Entries taken from a collection:

>>>

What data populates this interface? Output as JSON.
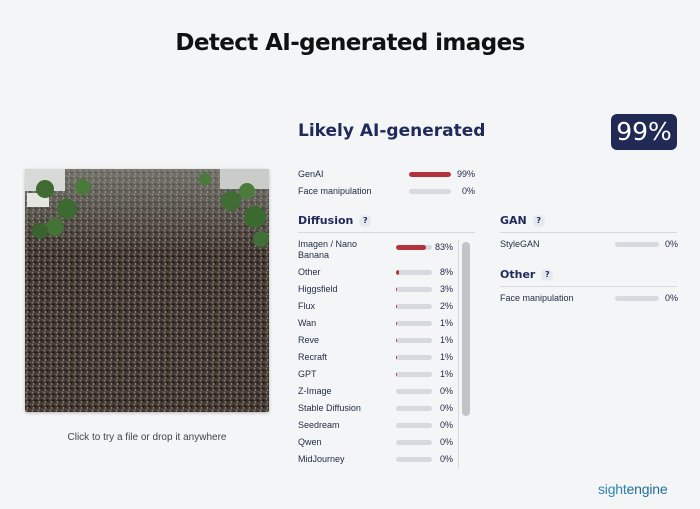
{
  "page": {
    "title": "Detect AI-generated images"
  },
  "upload": {
    "hint": "Click to try a file or drop it anywhere"
  },
  "result": {
    "verdict": "Likely AI-generated",
    "score": "99%",
    "summary": [
      {
        "label": "GenAI",
        "pct": "99%",
        "value": 0.99
      },
      {
        "label": "Face manipulation",
        "pct": "0%",
        "value": 0.0
      }
    ]
  },
  "diffusion": {
    "title": "Diffusion",
    "help": "?",
    "items": [
      {
        "label": "Imagen / Nano",
        "label2": "Banana",
        "pct": "83%",
        "value": 0.83
      },
      {
        "label": "Other",
        "pct": "8%",
        "value": 0.08
      },
      {
        "label": "Higgsfield",
        "pct": "3%",
        "value": 0.03
      },
      {
        "label": "Flux",
        "pct": "2%",
        "value": 0.02
      },
      {
        "label": "Wan",
        "pct": "1%",
        "value": 0.01
      },
      {
        "label": "Reve",
        "pct": "1%",
        "value": 0.01
      },
      {
        "label": "Recraft",
        "pct": "1%",
        "value": 0.01
      },
      {
        "label": "GPT",
        "pct": "1%",
        "value": 0.01
      },
      {
        "label": "Z-Image",
        "pct": "0%",
        "value": 0.0
      },
      {
        "label": "Stable Diffusion",
        "pct": "0%",
        "value": 0.0
      },
      {
        "label": "Seedream",
        "pct": "0%",
        "value": 0.0
      },
      {
        "label": "Qwen",
        "pct": "0%",
        "value": 0.0
      },
      {
        "label": "MidJourney",
        "pct": "0%",
        "value": 0.0
      }
    ]
  },
  "gan": {
    "title": "GAN",
    "help": "?",
    "items": [
      {
        "label": "StyleGAN",
        "pct": "0%",
        "value": 0.0
      }
    ]
  },
  "other": {
    "title": "Other",
    "help": "?",
    "items": [
      {
        "label": "Face manipulation",
        "pct": "0%",
        "value": 0.0
      }
    ]
  },
  "brand": {
    "part1": "sight",
    "part2": "engine"
  },
  "colors": {
    "accent": "#212a55",
    "bar_fill": "#b3323c",
    "bar_track": "#d6d9de",
    "brand": "#2e86b7"
  }
}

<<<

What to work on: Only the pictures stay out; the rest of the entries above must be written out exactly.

Answer area:
What data populates this interface? Output as JSON.
{
  "page": {
    "title": "Detect AI-generated images"
  },
  "upload": {
    "hint": "Click to try a file or drop it anywhere"
  },
  "result": {
    "verdict": "Likely AI-generated",
    "score": "99%",
    "summary": [
      {
        "label": "GenAI",
        "pct": "99%",
        "value": 0.99
      },
      {
        "label": "Face manipulation",
        "pct": "0%",
        "value": 0.0
      }
    ]
  },
  "diffusion": {
    "title": "Diffusion",
    "help": "?",
    "items": [
      {
        "label": "Imagen / Nano",
        "label2": "Banana",
        "pct": "83%",
        "value": 0.83
      },
      {
        "label": "Other",
        "pct": "8%",
        "value": 0.08
      },
      {
        "label": "Higgsfield",
        "pct": "3%",
        "value": 0.03
      },
      {
        "label": "Flux",
        "pct": "2%",
        "value": 0.02
      },
      {
        "label": "Wan",
        "pct": "1%",
        "value": 0.01
      },
      {
        "label": "Reve",
        "pct": "1%",
        "value": 0.01
      },
      {
        "label": "Recraft",
        "pct": "1%",
        "value": 0.01
      },
      {
        "label": "GPT",
        "pct": "1%",
        "value": 0.01
      },
      {
        "label": "Z-Image",
        "pct": "0%",
        "value": 0.0
      },
      {
        "label": "Stable Diffusion",
        "pct": "0%",
        "value": 0.0
      },
      {
        "label": "Seedream",
        "pct": "0%",
        "value": 0.0
      },
      {
        "label": "Qwen",
        "pct": "0%",
        "value": 0.0
      },
      {
        "label": "MidJourney",
        "pct": "0%",
        "value": 0.0
      }
    ]
  },
  "gan": {
    "title": "GAN",
    "help": "?",
    "items": [
      {
        "label": "StyleGAN",
        "pct": "0%",
        "value": 0.0
      }
    ]
  },
  "other": {
    "title": "Other",
    "help": "?",
    "items": [
      {
        "label": "Face manipulation",
        "pct": "0%",
        "value": 0.0
      }
    ]
  },
  "brand": {
    "part1": "sight",
    "part2": "engine"
  },
  "colors": {
    "accent": "#212a55",
    "bar_fill": "#b3323c",
    "bar_track": "#d6d9de",
    "brand": "#2e86b7"
  }
}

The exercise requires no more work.